- Problem to solve:
Go through the listing below and return each line that includes "Bluetooth".

- Task material:
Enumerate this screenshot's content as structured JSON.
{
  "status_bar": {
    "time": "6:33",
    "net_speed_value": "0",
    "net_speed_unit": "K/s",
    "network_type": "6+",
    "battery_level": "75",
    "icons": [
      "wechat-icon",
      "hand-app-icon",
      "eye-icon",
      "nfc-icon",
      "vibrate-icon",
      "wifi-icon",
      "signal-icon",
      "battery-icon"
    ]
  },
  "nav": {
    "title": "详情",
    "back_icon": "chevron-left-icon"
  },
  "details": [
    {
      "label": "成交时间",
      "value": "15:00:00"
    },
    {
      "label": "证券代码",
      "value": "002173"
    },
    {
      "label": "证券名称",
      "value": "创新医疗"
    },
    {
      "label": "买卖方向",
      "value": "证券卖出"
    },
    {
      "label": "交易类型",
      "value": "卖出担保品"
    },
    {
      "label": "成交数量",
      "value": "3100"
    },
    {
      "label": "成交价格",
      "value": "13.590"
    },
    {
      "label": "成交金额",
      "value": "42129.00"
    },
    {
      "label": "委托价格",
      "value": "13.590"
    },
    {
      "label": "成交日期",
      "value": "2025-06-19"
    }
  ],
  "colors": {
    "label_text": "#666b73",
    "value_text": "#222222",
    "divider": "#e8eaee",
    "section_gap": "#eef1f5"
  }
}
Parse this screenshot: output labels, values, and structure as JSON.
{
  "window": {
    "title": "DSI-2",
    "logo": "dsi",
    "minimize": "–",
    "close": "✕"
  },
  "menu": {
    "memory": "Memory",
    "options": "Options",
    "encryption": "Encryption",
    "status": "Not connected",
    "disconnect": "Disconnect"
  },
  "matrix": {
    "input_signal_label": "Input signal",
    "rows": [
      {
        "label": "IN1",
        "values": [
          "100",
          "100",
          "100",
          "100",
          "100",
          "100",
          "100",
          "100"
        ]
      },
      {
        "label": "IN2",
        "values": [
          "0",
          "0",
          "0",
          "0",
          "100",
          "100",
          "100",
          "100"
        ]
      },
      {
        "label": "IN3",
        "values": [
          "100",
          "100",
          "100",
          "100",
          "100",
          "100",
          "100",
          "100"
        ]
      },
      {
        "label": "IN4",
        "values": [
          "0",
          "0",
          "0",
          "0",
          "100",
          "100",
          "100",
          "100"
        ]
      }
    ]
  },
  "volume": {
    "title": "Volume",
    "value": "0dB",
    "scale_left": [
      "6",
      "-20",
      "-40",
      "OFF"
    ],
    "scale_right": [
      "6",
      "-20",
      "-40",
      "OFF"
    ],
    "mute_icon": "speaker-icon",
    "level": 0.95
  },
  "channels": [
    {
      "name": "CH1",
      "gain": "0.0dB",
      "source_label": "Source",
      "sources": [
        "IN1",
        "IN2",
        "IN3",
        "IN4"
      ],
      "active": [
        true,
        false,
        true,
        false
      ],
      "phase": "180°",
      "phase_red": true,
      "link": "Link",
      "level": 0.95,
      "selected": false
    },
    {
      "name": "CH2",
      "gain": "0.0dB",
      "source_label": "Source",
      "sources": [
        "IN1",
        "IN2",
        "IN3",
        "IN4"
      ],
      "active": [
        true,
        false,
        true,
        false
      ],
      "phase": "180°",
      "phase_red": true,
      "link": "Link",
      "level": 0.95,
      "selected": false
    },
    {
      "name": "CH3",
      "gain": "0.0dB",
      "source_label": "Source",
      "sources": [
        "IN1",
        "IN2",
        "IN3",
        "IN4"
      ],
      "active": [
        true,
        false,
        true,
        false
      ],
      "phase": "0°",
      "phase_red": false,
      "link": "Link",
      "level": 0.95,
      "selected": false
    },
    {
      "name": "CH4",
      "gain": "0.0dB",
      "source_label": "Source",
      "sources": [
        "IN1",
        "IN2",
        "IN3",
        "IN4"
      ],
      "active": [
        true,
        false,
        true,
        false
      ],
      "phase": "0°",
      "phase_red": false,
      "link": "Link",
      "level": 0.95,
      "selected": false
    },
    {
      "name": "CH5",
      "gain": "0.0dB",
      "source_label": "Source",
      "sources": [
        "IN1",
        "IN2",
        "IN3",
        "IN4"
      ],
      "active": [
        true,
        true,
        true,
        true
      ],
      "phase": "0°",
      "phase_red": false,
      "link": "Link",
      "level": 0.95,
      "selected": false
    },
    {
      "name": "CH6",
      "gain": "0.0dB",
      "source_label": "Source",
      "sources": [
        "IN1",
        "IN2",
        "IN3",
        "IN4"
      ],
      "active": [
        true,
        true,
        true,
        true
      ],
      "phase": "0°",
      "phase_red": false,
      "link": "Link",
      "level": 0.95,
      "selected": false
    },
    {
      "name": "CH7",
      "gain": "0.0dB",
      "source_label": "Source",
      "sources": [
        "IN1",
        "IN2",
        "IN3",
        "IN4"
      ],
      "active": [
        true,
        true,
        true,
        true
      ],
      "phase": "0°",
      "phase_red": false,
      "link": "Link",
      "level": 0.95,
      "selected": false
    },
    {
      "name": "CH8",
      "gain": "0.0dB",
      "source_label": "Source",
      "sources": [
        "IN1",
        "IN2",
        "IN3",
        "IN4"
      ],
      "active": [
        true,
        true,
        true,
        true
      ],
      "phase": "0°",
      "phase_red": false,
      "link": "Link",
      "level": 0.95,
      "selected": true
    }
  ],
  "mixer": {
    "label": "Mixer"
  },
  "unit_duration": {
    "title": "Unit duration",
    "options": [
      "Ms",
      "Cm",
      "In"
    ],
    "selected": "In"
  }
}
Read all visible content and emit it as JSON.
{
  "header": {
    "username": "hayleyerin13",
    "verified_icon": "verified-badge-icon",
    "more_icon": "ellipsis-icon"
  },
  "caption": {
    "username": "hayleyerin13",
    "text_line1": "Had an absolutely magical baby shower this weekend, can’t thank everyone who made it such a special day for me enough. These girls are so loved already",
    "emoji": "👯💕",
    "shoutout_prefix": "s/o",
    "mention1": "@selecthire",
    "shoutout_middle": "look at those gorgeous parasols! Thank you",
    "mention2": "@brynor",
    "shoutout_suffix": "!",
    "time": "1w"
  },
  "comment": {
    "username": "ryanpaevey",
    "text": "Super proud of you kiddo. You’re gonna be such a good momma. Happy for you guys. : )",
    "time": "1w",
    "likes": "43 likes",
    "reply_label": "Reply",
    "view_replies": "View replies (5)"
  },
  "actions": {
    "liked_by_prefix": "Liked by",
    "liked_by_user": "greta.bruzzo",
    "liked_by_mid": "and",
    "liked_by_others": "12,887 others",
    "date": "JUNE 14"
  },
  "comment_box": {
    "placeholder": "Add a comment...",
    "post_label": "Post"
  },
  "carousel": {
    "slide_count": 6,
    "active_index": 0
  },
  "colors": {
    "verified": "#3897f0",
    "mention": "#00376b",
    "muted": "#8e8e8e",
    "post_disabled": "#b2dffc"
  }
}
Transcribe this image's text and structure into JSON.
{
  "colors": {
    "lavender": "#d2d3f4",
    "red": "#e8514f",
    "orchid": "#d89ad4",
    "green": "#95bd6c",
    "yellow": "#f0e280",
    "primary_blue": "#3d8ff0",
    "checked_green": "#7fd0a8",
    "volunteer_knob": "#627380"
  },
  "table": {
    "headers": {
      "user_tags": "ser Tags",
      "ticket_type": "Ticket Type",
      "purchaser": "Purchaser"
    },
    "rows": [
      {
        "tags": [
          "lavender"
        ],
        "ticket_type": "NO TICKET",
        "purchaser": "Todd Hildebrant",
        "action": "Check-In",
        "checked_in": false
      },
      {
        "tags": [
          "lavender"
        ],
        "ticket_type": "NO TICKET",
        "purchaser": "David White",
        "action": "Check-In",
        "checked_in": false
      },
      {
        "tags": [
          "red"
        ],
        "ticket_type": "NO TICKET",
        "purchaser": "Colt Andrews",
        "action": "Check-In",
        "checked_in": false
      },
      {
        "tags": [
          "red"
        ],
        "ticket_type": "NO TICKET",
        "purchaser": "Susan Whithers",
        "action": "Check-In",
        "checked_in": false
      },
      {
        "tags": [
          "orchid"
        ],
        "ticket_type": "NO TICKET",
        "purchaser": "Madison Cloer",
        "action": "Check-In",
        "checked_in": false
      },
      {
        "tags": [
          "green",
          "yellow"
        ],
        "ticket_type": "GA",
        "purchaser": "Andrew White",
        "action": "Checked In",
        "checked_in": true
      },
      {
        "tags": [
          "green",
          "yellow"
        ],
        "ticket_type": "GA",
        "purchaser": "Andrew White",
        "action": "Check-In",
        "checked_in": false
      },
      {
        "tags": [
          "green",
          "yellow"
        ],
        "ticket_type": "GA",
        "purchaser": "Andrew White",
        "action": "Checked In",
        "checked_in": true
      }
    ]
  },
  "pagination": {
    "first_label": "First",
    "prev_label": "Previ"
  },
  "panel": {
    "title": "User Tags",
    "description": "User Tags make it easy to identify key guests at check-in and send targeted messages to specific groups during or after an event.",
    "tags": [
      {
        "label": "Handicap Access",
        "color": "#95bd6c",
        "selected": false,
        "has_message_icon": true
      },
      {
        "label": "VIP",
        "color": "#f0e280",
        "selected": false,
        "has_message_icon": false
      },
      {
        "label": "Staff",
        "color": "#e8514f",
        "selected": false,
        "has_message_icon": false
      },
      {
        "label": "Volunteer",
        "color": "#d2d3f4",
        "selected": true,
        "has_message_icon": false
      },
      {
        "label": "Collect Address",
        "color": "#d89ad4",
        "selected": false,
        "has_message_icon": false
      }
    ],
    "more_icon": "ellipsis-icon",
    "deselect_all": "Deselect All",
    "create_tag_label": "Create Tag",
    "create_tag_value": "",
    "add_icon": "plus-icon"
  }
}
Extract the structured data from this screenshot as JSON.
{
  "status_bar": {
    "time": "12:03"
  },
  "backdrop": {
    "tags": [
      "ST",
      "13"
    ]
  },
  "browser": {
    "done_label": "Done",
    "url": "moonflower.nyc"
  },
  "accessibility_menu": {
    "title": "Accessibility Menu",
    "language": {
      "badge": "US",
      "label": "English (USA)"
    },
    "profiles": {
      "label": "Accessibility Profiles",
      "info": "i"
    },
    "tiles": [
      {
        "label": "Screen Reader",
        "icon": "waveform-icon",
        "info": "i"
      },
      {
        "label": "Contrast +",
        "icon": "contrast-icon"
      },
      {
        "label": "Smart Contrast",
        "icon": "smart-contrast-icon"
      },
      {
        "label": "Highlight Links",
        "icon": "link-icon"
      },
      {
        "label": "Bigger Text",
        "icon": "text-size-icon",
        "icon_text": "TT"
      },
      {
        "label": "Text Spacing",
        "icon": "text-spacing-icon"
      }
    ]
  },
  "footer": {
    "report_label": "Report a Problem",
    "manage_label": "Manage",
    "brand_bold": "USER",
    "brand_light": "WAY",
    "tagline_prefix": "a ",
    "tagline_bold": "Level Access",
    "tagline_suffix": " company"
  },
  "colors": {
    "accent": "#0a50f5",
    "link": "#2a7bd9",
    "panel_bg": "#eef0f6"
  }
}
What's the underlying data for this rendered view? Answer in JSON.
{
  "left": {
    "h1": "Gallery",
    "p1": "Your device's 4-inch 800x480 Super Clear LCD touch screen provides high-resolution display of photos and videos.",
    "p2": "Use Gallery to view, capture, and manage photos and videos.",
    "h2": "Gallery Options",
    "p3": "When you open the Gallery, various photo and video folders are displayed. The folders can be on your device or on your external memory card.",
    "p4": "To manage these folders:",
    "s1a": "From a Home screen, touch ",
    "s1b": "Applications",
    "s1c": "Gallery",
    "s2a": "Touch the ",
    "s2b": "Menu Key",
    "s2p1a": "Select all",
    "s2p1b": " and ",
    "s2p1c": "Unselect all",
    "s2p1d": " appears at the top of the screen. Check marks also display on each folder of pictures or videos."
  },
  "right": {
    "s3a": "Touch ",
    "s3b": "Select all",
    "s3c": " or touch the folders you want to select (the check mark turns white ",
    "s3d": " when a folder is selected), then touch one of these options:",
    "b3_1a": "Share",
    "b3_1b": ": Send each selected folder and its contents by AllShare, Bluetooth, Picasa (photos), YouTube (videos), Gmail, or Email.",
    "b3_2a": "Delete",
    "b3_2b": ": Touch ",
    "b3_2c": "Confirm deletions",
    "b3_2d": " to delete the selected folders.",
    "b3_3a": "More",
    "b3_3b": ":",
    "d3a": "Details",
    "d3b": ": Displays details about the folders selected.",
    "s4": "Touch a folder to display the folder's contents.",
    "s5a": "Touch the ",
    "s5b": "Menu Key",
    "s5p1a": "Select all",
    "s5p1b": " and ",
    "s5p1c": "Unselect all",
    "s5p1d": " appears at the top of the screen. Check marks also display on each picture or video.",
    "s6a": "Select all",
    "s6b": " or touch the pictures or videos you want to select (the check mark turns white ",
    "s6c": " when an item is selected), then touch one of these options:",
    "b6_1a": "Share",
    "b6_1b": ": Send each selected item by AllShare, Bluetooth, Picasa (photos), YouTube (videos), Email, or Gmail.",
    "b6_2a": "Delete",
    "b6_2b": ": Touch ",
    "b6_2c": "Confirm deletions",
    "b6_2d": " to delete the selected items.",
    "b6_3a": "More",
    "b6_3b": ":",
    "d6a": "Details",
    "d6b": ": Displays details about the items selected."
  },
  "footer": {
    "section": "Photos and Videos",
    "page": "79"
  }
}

- Answer for the task:
    "b3_1b": ": Send each selected folder and its contents by AllShare, Bluetooth, Picasa (photos), YouTube (videos), Gmail, or Email.",
    "b6_1b": ": Send each selected item by AllShare, Bluetooth, Picasa (photos), YouTube (videos), Email, or Gmail.",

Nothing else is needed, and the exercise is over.